It’s tough to maintain a mindset focused on learning and development in a socially distanced, remote-work world. It’s much easier to feel disconnected, cut-off, and alone. For leaders, managers, and decision-makers, that’s a terrible situation in which to find yourself.

However, it doesn’t have to be your truth. There are ways to ensure you’re able to focus on learning and growth even while you’re working from home. In this post, we’ll explore some of the most important things to help you develop and then maintain that growth mindset.

How to Maintain a Learning and Development Focused Mindset While Working Remotely

The Right Mindset

First, let’s define the mindset we’re talking about. What do learning and development have to do with anything? What does “growth mindset” really mean? In a nutshell, it’s:

Understanding that abilities can be developed. Anyone can develop them.

That’s it. It’s not particularly complicated. You simply believe, in your core, that abilities can be developed over time and through effort. No, they don’t magically manifest, but that’s part of the beauty. After all, if you were suddenly imbued with new capabilities, chances are good that you wouldn’t value them as much as if you had to put in effort over time to build them up.

Without this belief, you won’t be able to grow and develop under normal circumstances, much less during a unique period like the pandemic we’re currently facing. Of course, this begs the question of how you create that mindset in the first place. How do you build that belief in yourself that abilities can be developed?

Be Your Own Architect

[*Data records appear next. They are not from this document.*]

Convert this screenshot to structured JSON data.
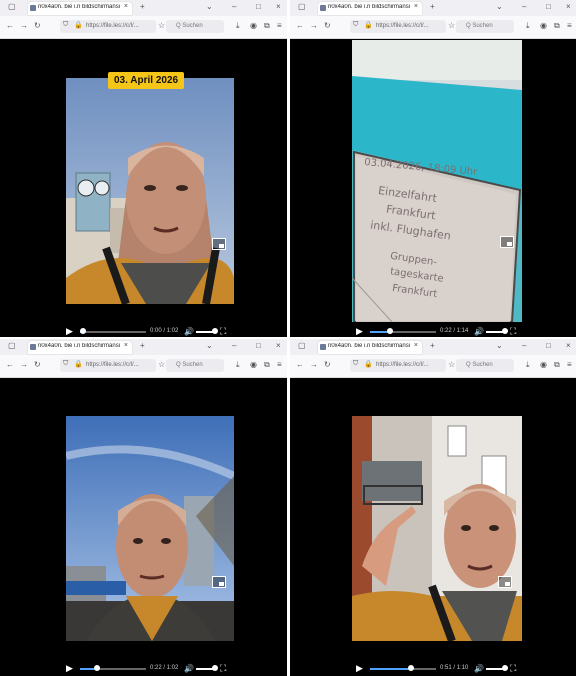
{
  "windows": [
    {
      "tab_title": "n0x4a0n. bie i.n bildschirmansicht",
      "url": "https://file.les://c/l/...",
      "search_placeholder": "Q  Suchen",
      "time": "0:00 / 1:02",
      "progress": 0.04,
      "overlay_date": "03. April 2026"
    },
    {
      "tab_title": "n0x4a0n. bie i.n bildschirmansicht",
      "url": "https://file.les://c/l/...",
      "search_placeholder": "Q  Suchen",
      "time": "0:22 / 1:14",
      "progress": 0.3,
      "ticket": {
        "line1": "03.04.2026, 18:09 Uhr",
        "line2": "Einzelfahrt",
        "line3": "Frankfurt",
        "line4": "inkl. Flughafen",
        "line5": "Gruppen-",
        "line6": "tageskarte",
        "line7": "Frankfurt"
      }
    },
    {
      "tab_title": "n0x4a0n. bie i.n bildschirmansicht",
      "url": "https://file.les://c/l/...",
      "search_placeholder": "Q  Suchen",
      "time": "0:22 / 1:02",
      "progress": 0.26
    },
    {
      "tab_title": "n0x4a0n. bie i.n bildschirmansicht",
      "url": "https://file.les://c/l/...",
      "search_placeholder": "Q  Suchen",
      "time": "0:51 / 1:10",
      "progress": 0.62
    }
  ],
  "icons": {
    "tab_list": "tab-list-icon",
    "new_tab": "plus-icon",
    "close": "close-icon",
    "back": "back-arrow-icon",
    "forward": "forward-arrow-icon",
    "reload": "reload-icon",
    "play": "play-icon",
    "volume": "volume-icon",
    "fullscreen": "fullscreen-icon",
    "pip": "picture-in-picture-icon"
  },
  "colors": {
    "tabbar_bg": "#f0f0f4",
    "toolbar_bg": "#f9f9fb",
    "video_bg": "#000000",
    "progress_fill": "#4fa3ff",
    "date_badge": "#f5c518"
  }
}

The first step in developing the mindset you’ll need is to believe that you can do it. If you can’t see yourself believing that everyone around you can develop abilities, then you won’t be able to achieve the right mindset. In fact, you’ll likely be ineffective as a leader in the first place.

Next, get comfortable with leading and managing from a distance. While you do have technology that can approximate in-office communications, it’s never going to be identical. You may need to remember a few things, including the following:

  • Most human communication is nonverbal, so emails, texts, and chats don’t carry the same weight and can be misconstrued.
  • Video conferencing is the best way to ensure clarity, but some team members might prefer to mute their cameras. Be okay with that.
  • Understand that your team still needs access to learning and development materials, so make sure they’re available without any hurdles or challenges.


You need to have the same presence over video as you do in the office. That means more than “being present”. You need to commit to showing your true presence. Of course, that can be tough to do when you’re at home and so are your team members. These tips can help:

  • Find a quiet place to have your meetings. You should ideally have a dedicated workspace, but barring that, you do need dedicated space where you can engage with your teams without worrying about interruptions or distractions. Sure, your team will understand – they’re dealing with the same situation – but it affects your presence, and your ability to focus.
  • Focus on video conferencing. Again, you need to approximate your physical presence as much as possible. Of course, using your camera means that you need to be presentable and look like a leader. Yes, that means you need to wear pants and make eye contact with your team (focus on the camera, not on the computer screen).

Promote Learning and Development

While you need to focus on encouraging team members to fulfill their regular responsibilities, you also need to make clear that they have an amazing opportunity right now. With distance learning, employees likely have more free time. They can and should use that time to their personal and professional advantage by completing learning and development courses.

With that being said, you may need to sell them on this. To do that, you’ll need to make sure that they understand the relevance of the training to them personally and professionally. They also need to understand the endgame – what does completing the training do for them?

You can do that in a couple of ways, but the most important is to have a career path plotted out. This allows employees to look at each step along the path and understand how it correlates to their future. It also helps them understand what comes next when they complete a module or course.

Combine L&D and Performance Management

Performance management will need to continue even while everyone is working remotely. This actually provides a simple way to promote a growth mindset. Combine learning and development progression talks with your regular check-ins and coaching efforts. Tie it into improvement plans, and make sure that each team member understands who upskilling can improve their performance while also moving the company forward.

Foster a Sense of Purpose

Finally, you need to foster a sense of purpose. Learning and development without any underlying purpose won’t go far, even if you’re able to make it relevant and compelling for your team members. This is perhaps the simplest to accomplish, though, as you can tie it in with your company’s purpose and mission.

Bringing It All Together

Maintaining a learning and development-focused mindset can be challenging. The first step is to commit to developing it in the first place. Next, you need to ensure that you’re able to lead effectively from in a remote-work environment.

Become an advocate for learning and development and help your team members understand the value upskilling offers them and the relevance of course content to their professional and personal development. Finally, make L&D part of performance management, and then foster a sense of purpose by tying everything into your company’s mission. With the right mindset and a little dedication, you can keep your team focused on growth and learning.